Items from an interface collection
-*-*-

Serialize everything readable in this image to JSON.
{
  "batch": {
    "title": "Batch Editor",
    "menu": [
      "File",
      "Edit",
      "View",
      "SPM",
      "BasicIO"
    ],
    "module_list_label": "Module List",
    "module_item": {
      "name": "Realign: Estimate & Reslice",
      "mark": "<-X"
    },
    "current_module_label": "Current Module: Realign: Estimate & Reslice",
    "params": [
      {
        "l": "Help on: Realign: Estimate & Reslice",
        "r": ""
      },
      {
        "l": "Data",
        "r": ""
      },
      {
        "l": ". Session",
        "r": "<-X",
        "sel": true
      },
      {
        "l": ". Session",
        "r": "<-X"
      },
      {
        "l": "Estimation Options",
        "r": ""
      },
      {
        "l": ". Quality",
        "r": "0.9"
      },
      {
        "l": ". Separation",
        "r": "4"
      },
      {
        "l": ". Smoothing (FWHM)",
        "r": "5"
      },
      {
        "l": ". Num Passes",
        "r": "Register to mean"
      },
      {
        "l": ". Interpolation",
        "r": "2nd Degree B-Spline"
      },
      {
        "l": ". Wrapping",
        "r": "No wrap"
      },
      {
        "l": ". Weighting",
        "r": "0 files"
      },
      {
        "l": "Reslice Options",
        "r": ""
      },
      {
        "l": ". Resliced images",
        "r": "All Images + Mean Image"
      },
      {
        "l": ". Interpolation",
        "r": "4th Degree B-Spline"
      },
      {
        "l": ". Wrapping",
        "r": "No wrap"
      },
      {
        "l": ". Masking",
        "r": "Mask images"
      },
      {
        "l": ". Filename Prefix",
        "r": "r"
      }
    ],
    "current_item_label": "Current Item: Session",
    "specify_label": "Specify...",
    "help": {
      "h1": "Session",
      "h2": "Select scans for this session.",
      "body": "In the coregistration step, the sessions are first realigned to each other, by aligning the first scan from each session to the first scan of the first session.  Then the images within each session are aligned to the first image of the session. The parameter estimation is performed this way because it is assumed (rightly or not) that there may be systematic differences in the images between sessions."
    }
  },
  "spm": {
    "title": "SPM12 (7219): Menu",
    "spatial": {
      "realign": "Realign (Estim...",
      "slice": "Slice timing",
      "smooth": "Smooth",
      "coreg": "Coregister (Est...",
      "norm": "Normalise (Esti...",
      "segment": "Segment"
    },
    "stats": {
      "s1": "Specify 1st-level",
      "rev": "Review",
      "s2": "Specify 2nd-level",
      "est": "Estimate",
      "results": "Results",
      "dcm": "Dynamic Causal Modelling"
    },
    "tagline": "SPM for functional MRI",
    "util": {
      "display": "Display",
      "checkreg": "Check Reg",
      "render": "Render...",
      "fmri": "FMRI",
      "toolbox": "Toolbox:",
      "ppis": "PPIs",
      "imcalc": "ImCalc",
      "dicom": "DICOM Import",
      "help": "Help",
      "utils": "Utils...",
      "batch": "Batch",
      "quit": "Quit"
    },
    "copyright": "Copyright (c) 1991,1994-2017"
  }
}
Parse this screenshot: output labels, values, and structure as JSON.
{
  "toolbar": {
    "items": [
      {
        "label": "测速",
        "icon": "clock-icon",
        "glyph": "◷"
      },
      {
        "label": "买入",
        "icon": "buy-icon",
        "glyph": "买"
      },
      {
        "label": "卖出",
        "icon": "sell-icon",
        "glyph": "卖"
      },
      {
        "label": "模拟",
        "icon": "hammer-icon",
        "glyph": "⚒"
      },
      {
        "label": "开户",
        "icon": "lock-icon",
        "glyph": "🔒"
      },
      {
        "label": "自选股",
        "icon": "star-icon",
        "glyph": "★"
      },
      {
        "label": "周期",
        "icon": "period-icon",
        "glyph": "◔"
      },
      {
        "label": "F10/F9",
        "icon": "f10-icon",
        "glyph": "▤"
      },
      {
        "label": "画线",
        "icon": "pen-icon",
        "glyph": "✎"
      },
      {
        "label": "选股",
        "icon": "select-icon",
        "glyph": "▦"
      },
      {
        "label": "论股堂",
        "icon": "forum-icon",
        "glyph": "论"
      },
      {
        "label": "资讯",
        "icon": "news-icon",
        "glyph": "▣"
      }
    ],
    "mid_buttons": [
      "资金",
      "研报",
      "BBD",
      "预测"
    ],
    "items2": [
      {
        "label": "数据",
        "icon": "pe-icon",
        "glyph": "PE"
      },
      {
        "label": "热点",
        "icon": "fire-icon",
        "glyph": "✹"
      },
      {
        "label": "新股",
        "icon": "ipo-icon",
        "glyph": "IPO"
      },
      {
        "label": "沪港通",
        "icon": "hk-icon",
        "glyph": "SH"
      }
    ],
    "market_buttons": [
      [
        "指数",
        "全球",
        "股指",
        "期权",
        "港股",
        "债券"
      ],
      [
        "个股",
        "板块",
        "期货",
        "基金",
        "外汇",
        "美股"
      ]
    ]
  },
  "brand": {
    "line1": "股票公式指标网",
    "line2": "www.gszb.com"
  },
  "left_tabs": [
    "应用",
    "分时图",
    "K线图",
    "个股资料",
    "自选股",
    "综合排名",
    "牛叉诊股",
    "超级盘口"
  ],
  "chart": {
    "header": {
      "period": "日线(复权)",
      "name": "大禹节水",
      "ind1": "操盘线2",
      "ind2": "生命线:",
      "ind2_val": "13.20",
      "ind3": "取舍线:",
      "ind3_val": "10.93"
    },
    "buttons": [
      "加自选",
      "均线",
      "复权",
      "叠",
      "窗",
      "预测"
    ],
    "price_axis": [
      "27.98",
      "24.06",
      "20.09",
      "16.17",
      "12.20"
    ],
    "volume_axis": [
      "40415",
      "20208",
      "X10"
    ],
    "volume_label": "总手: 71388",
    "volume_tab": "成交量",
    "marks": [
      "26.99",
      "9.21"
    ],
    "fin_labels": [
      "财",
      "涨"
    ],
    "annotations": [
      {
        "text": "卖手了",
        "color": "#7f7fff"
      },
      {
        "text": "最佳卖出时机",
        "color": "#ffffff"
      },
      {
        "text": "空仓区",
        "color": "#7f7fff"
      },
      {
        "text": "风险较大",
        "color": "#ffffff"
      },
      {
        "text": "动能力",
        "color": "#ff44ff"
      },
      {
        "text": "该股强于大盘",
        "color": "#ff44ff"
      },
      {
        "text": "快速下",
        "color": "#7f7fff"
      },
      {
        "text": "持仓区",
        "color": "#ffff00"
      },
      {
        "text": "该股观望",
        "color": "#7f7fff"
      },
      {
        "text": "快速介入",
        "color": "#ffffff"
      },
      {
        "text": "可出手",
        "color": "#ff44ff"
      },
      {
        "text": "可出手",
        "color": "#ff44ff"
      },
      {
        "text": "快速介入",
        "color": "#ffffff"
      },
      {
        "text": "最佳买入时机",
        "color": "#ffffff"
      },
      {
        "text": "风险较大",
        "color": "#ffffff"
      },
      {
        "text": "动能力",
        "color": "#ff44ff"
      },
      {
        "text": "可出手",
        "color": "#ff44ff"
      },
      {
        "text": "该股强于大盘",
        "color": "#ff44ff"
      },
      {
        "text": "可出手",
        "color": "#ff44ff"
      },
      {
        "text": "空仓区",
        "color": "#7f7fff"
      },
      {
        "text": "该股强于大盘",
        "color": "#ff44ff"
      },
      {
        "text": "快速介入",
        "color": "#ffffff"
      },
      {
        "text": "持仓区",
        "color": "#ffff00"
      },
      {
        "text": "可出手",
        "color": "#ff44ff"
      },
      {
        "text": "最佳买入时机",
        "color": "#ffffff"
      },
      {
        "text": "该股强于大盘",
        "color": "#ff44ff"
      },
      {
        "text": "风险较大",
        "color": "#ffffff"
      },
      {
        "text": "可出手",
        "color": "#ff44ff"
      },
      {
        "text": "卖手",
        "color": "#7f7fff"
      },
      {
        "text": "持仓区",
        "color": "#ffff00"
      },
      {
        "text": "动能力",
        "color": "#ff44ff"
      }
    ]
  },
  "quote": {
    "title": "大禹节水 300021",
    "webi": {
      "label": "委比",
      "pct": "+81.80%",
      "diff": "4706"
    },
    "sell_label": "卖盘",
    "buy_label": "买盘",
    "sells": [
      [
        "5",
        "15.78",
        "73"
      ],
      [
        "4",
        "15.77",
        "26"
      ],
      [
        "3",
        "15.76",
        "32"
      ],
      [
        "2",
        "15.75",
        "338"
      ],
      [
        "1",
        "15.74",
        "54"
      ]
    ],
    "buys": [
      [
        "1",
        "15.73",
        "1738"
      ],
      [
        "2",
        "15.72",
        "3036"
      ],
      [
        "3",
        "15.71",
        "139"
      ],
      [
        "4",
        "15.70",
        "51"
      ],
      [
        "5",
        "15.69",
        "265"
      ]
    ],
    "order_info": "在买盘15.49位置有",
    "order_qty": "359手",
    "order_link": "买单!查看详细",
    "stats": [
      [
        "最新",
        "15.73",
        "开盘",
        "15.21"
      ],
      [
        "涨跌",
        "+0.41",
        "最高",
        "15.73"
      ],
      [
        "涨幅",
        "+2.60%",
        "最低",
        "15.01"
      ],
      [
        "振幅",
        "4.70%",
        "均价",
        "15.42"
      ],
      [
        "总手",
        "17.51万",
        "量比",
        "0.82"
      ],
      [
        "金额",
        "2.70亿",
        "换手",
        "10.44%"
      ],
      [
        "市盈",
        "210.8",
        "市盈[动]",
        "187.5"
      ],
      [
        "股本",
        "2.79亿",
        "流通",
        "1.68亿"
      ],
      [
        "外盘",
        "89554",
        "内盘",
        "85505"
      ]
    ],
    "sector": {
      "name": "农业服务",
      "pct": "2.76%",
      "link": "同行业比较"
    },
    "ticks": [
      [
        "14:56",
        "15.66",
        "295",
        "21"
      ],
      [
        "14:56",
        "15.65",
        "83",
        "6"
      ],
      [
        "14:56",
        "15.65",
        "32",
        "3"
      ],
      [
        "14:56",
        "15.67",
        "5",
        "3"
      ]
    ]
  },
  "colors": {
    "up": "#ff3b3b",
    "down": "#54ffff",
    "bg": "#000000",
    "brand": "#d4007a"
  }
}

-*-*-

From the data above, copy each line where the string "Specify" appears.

Answer to this exercise:
    "specify_label": "Specify...",
      "s1": "Specify 1st-level",
      "s2": "Specify 2nd-level",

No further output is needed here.